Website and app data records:
——————————
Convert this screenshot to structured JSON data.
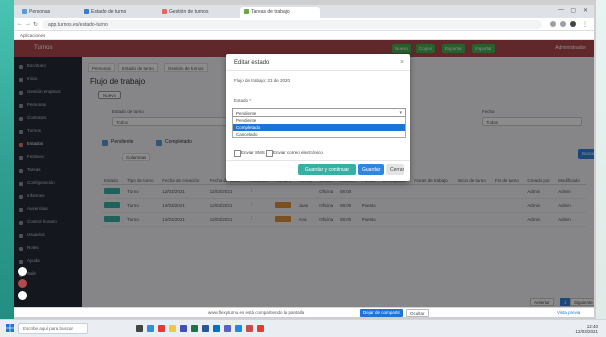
{
  "browser": {
    "tabs": [
      {
        "label": "Personas",
        "color": "#5b9bd5"
      },
      {
        "label": "Estado de turno",
        "color": "#3c78d8"
      },
      {
        "label": "Gestión de turnos",
        "color": "#e06666"
      },
      {
        "label": "Tareas de trabajo",
        "color": "#6aa84f"
      }
    ],
    "window_controls": [
      "—",
      "▢",
      "✕"
    ],
    "url": "app.turnos.es/estado-turno",
    "bookmarks_label": "Aplicaciones"
  },
  "app": {
    "brand": "Turnos",
    "top_buttons": [
      {
        "label": "Nuevo",
        "color": "#43a047"
      },
      {
        "label": "Copiar",
        "color": "#43a047"
      },
      {
        "label": "Exportar",
        "color": "#43a047"
      },
      {
        "label": "Importar",
        "color": "#43a047"
      }
    ],
    "user": "Administrador",
    "accent": "#b04a4d"
  },
  "sidebar": {
    "items": [
      {
        "label": "Escritorio",
        "active": false
      },
      {
        "label": "Inicio",
        "active": false
      },
      {
        "label": "Gestión empleos",
        "active": false
      },
      {
        "label": "Personas",
        "active": false
      },
      {
        "label": "Contratos",
        "active": false
      },
      {
        "label": "Turnos",
        "active": false
      },
      {
        "label": "Estados",
        "active": true
      },
      {
        "label": "Festivos",
        "active": false
      },
      {
        "label": "Tareas",
        "active": false
      },
      {
        "label": "Configuración",
        "active": false
      },
      {
        "label": "Informes",
        "active": false
      },
      {
        "label": "Ausencias",
        "active": false
      },
      {
        "label": "Control horario",
        "active": false
      },
      {
        "label": "Usuarios",
        "active": false
      },
      {
        "label": "Roles",
        "active": false
      },
      {
        "label": "Ayuda",
        "active": false
      },
      {
        "label": "Salir",
        "active": false
      }
    ]
  },
  "content": {
    "tabs": [
      "Personas",
      "Estado de turno",
      "Gestión de turnos"
    ],
    "title": "Flujo de trabajo",
    "new_button": "Nuevo",
    "filters": [
      {
        "label": "Estado de turno",
        "value": "Todos"
      },
      {
        "label": "Fecha",
        "value": "Todas"
      }
    ],
    "checks": [
      "Pendiente",
      "Completado"
    ],
    "toolbar": [
      "Columnas",
      "Filtrar",
      "Exportar",
      "Imprimir"
    ],
    "search_button": "Buscar",
    "table": {
      "headers": [
        "Estado",
        "Tipo de turno",
        "Fecha de creación",
        "Fecha de inicio",
        "Acciones",
        "Nombre",
        "Turnos",
        "Centro",
        "Horario",
        "Puesto",
        "Descripción",
        "Horas de trabajo",
        "Inicio de turno",
        "Fin de turno",
        "Creado por",
        "Modificado"
      ],
      "rows": [
        {
          "state_color": "#35b1a4",
          "cells": [
            "Turno",
            "12/03/2021",
            "12/03/2021",
            "⋮",
            "",
            "",
            "Oficina",
            "08:00",
            "",
            "",
            "",
            "",
            "",
            "Admin",
            "Admin"
          ]
        },
        {
          "state_color": "#35b1a4",
          "cells": [
            "Turno",
            "12/03/2021",
            "12/03/2021",
            "⋮",
            "",
            "Juan",
            "Oficina",
            "08:00",
            "Puesto",
            "",
            "",
            "",
            "",
            "Admin",
            "Admin"
          ]
        },
        {
          "state_color": "#35b1a4",
          "cells": [
            "Turno",
            "12/03/2021",
            "12/03/2021",
            "⋮",
            "",
            "Ana",
            "Oficina",
            "08:00",
            "Puesto",
            "",
            "",
            "",
            "",
            "Admin",
            "Admin"
          ]
        }
      ],
      "row_tags": [
        "",
        "#e69138",
        "#e69138"
      ]
    },
    "pager": [
      "Anterior",
      "1",
      "Siguiente"
    ]
  },
  "modal": {
    "title": "Editar estado",
    "info_label": "Flujo de trabajo: 23 de 2020",
    "field_label": "Estado *",
    "selected": "Pendiente",
    "options": [
      "Pendiente",
      "Completado",
      "Cancelado"
    ],
    "highlighted_index": 1,
    "checkboxes": [
      "Enviar SMS",
      "Enviar correo electrónico"
    ],
    "buttons": [
      {
        "label": "Guardar y continuar",
        "bg": "#35b1a4",
        "color": "#ffffff"
      },
      {
        "label": "Guardar",
        "bg": "#2e86de",
        "color": "#ffffff"
      },
      {
        "label": "Cerrar",
        "bg": "#e4e4e4",
        "color": "#444444"
      }
    ]
  },
  "notification": {
    "text": "www.flexyturno.es está compartiendo la pantalla",
    "share_button": "Dejar de compartir",
    "hide_button": "Ocultar",
    "right_label": "Vista previa"
  },
  "taskbar": {
    "search_placeholder": "Escribe aquí para buscar",
    "icons": [
      {
        "name": "task-view-icon",
        "color": "#444444"
      },
      {
        "name": "edge-icon",
        "color": "#2f8fd8"
      },
      {
        "name": "chrome-icon",
        "color": "#e53935"
      },
      {
        "name": "explorer-icon",
        "color": "#f4c542"
      },
      {
        "name": "store-icon",
        "color": "#3f51b5"
      },
      {
        "name": "excel-icon",
        "color": "#217346"
      },
      {
        "name": "word-icon",
        "color": "#2b579a"
      },
      {
        "name": "outlook-icon",
        "color": "#0072c6"
      },
      {
        "name": "teams-icon",
        "color": "#5b5fc7"
      },
      {
        "name": "mail-icon",
        "color": "#1e88e5"
      },
      {
        "name": "photos-icon",
        "color": "#c0504d"
      },
      {
        "name": "chrome2-icon",
        "color": "#e53935"
      }
    ],
    "time": "12:40",
    "date": "12/03/2021"
  }
}
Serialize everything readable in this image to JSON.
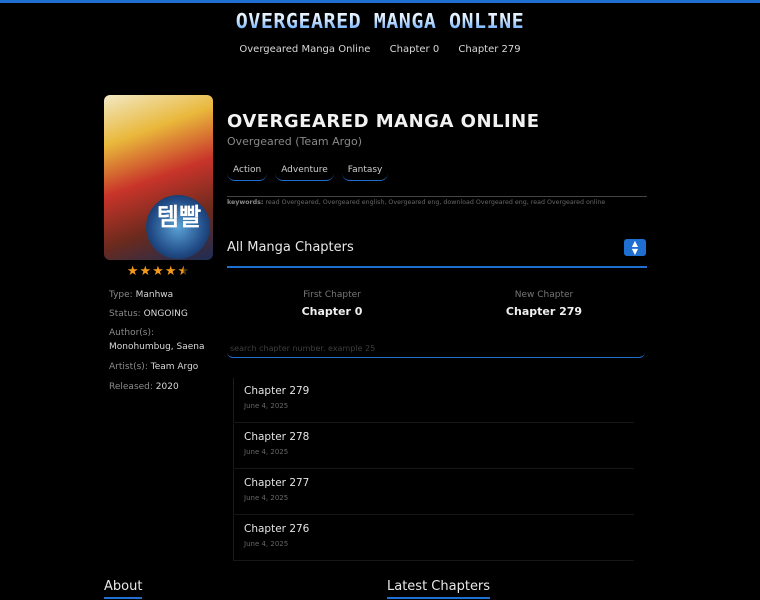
{
  "site": {
    "logo": "OVERGEARED MANGA ONLINE"
  },
  "nav": [
    "Overgeared Manga Online",
    "Chapter 0",
    "Chapter 279"
  ],
  "manga": {
    "title": "OVERGEARED MANGA ONLINE",
    "subtitle": "Overgeared (Team Argo)",
    "cover_text": "템빨",
    "rating_stars": 4.5,
    "genres": [
      "Action",
      "Adventure",
      "Fantasy"
    ],
    "keywords_label": "keywords:",
    "keywords": "read Overgeared, Overgeared english, Overgeared eng, download Overgeared eng, read Overgeared online"
  },
  "meta": {
    "type_label": "Type:",
    "type": "Manhwa",
    "status_label": "Status:",
    "status": "ONGOING",
    "author_label": "Author(s):",
    "author": "Monohumbug, Saena",
    "artist_label": "Artist(s):",
    "artist": "Team Argo",
    "released_label": "Released:",
    "released": "2020"
  },
  "chapters": {
    "heading": "All Manga Chapters",
    "first_label": "First Chapter",
    "first": "Chapter 0",
    "new_label": "New Chapter",
    "new": "Chapter 279",
    "search_placeholder": "search chapter number. example 25",
    "list": [
      {
        "name": "Chapter 279",
        "date": "June 4, 2025"
      },
      {
        "name": "Chapter 278",
        "date": "June 4, 2025"
      },
      {
        "name": "Chapter 277",
        "date": "June 4, 2025"
      },
      {
        "name": "Chapter 276",
        "date": "June 4, 2025"
      }
    ]
  },
  "footer": {
    "about": "About",
    "latest": "Latest Chapters"
  },
  "colors": {
    "accent": "#1f6fd1",
    "star": "#f39a1c",
    "background": "#000000"
  }
}
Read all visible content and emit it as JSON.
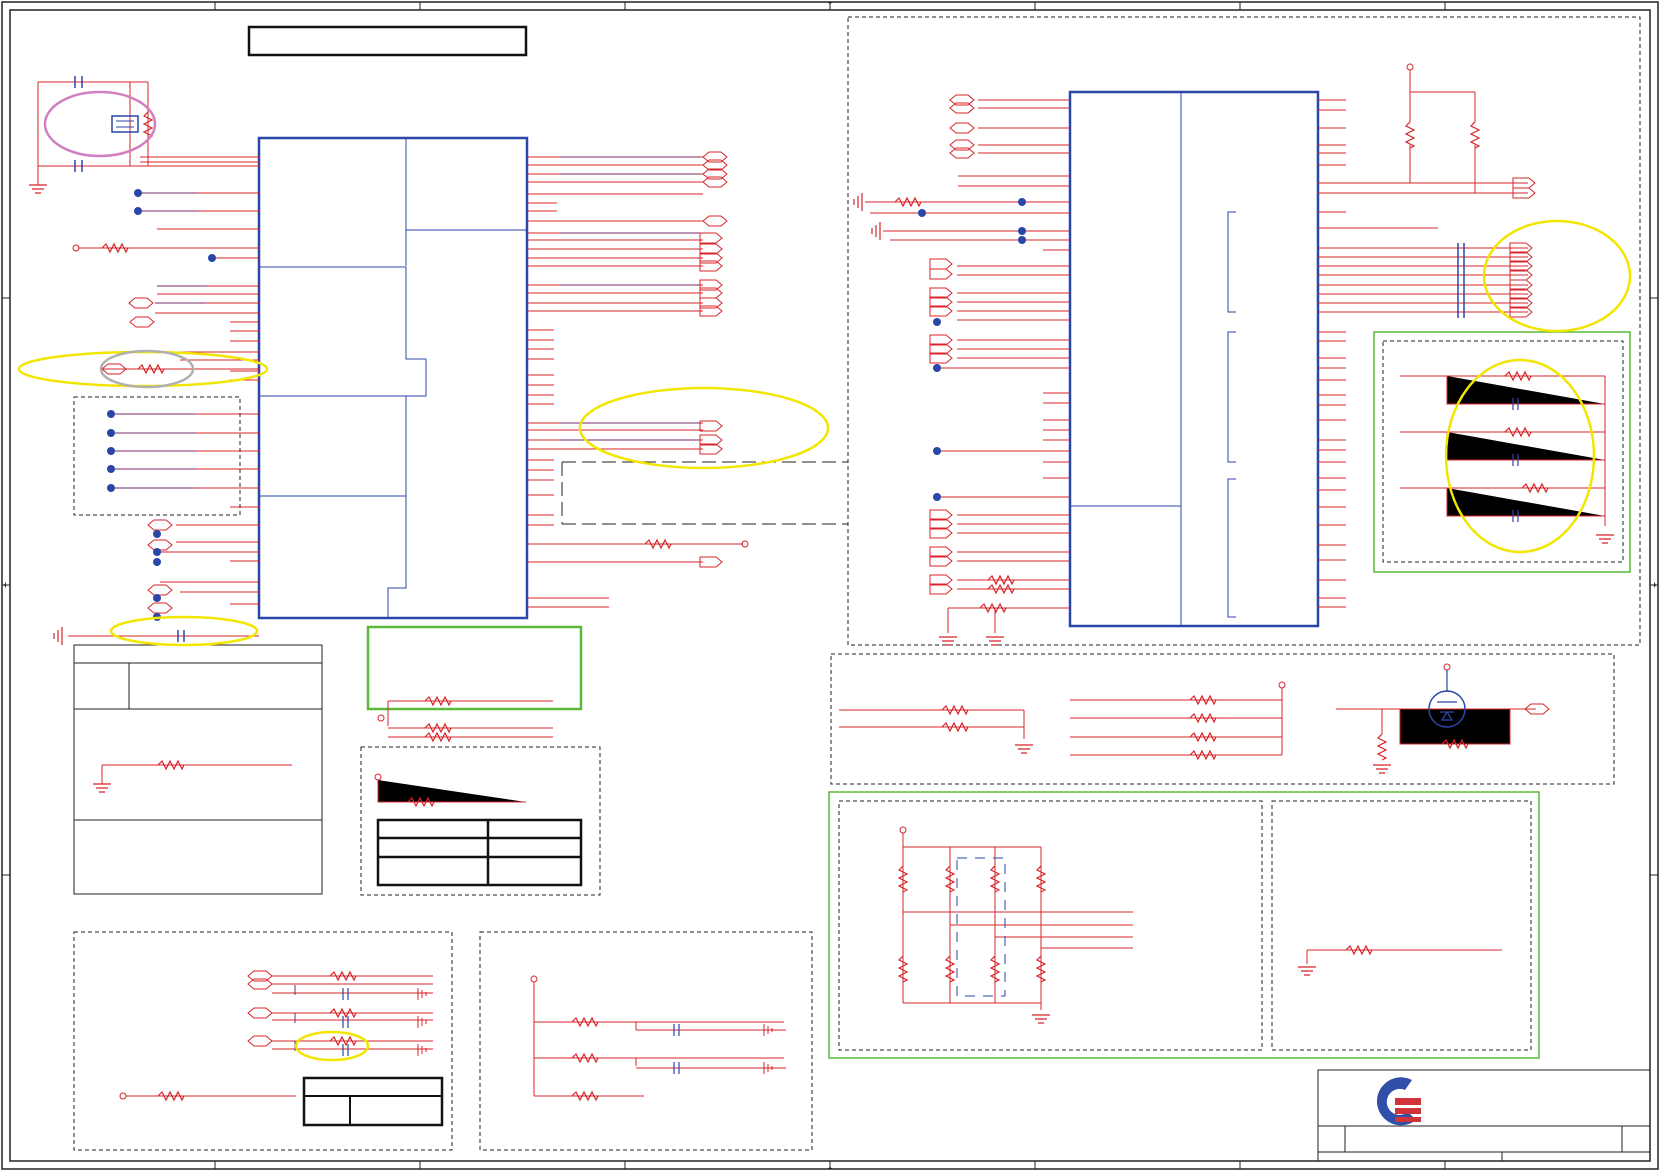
{
  "sheet": {
    "title_box_text": "",
    "logo": {
      "name": "company-logo-icon",
      "blue": "#2f4fa8",
      "red": "#d0343a"
    }
  },
  "colors": {
    "wire": "#d8232a",
    "net": "#7a2a6a",
    "component": "#2a47a8",
    "dashed_border": "#222222",
    "highlight_yellow": "#f2e600",
    "highlight_green": "#5cb83a",
    "highlight_pink": "#d080c0",
    "highlight_gray": "#b0b0b0",
    "junction_dot": "#2a47a8"
  },
  "notes": "",
  "table_1": {
    "rows": [
      "",
      ""
    ],
    "cols": [
      "",
      ""
    ]
  },
  "table_2": {
    "cols": [
      "",
      ""
    ]
  }
}
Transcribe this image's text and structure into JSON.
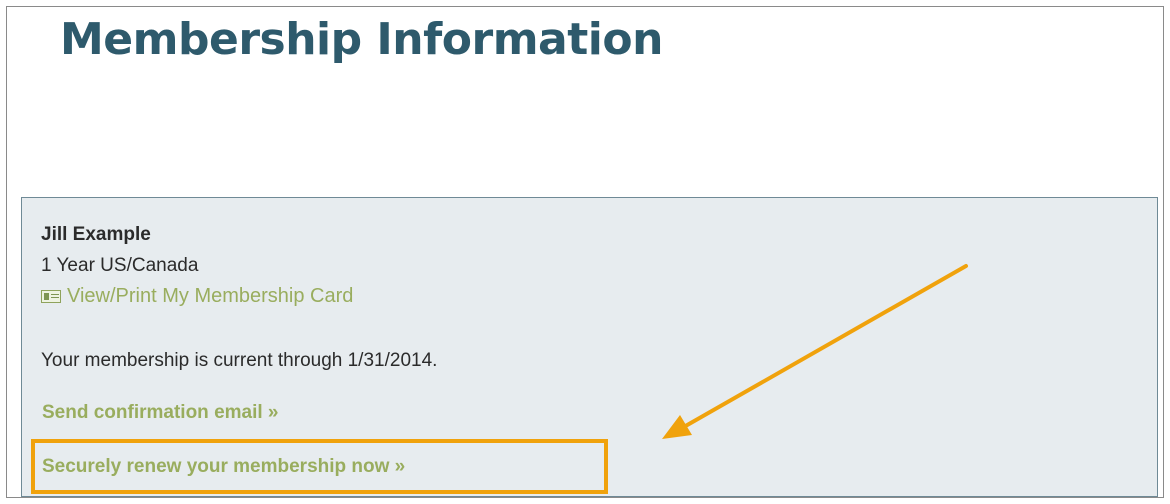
{
  "page": {
    "title": "Membership Information"
  },
  "member": {
    "name": "Jill Example",
    "plan": "1 Year US/Canada",
    "card_link": "View/Print My Membership Card",
    "card_icon": "membership-card-icon",
    "status_text": "Your membership is current through 1/31/2014."
  },
  "actions": {
    "send_confirmation": "Send confirmation email »",
    "renew": "Securely renew your membership now »"
  },
  "colors": {
    "title": "#2e5a6c",
    "panel_bg": "#e7ecef",
    "link": "#99ad5e",
    "highlight": "#f0a20c"
  }
}
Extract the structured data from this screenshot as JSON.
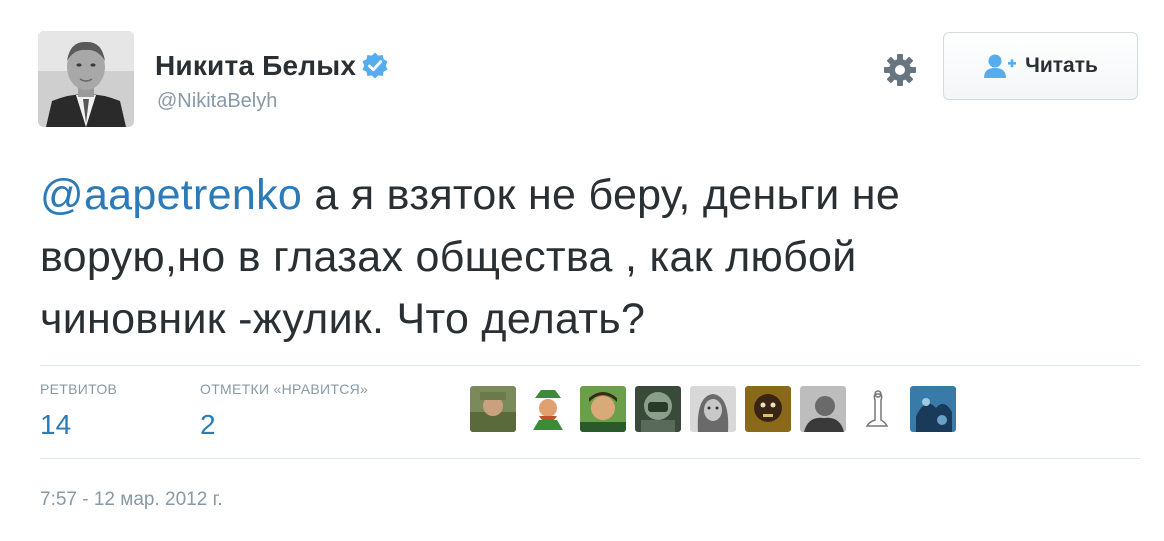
{
  "author": {
    "name": "Никита Белых",
    "handle": "@NikitaBelyh",
    "verified_icon": "verified-badge-icon",
    "avatar_icon": "profile-photo"
  },
  "actions": {
    "settings_icon": "gear-icon",
    "follow_label": "Читать",
    "follow_icon": "add-user-icon"
  },
  "tweet": {
    "mention": "@aapetrenko",
    "text_line1": " а я взяток не беру, деньги не",
    "text_line2": "ворую,но в глазах общества , как любой",
    "text_line3": "чиновник -жулик. Что делать?"
  },
  "stats": {
    "retweets_label": "РЕТВИТОВ",
    "retweets_value": "14",
    "likes_label": "ОТМЕТКИ «НРАВИТСЯ»",
    "likes_value": "2"
  },
  "likers_count_shown": 9,
  "timestamp": "7:57 - 12 мар. 2012 г.",
  "colors": {
    "link": "#2b7bb9",
    "verified": "#55acee",
    "muted": "#8899a6",
    "text": "#292f33",
    "divider": "#e1e8ed"
  }
}
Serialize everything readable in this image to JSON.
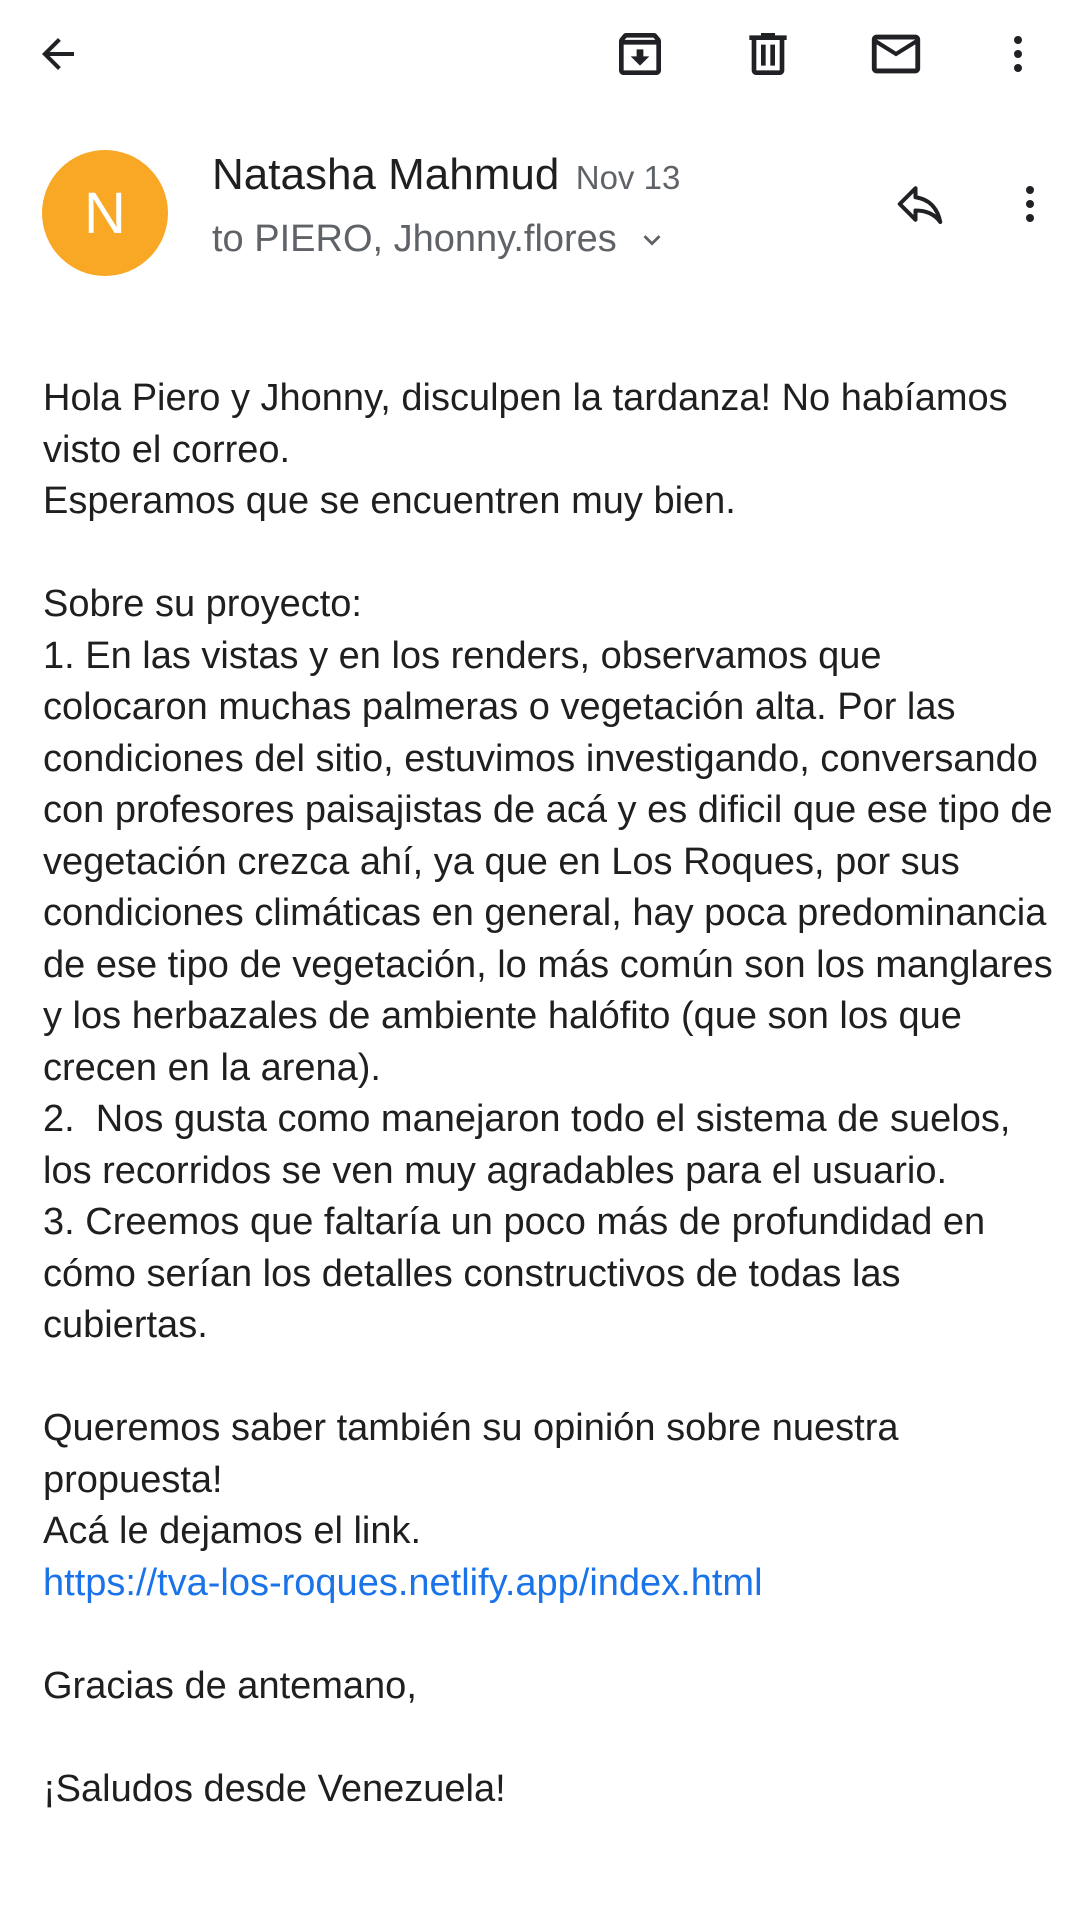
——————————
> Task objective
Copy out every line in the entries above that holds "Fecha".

> Task result
        "label": "Fecha",
        "Fecha de creación",
        "Fecha de inicio",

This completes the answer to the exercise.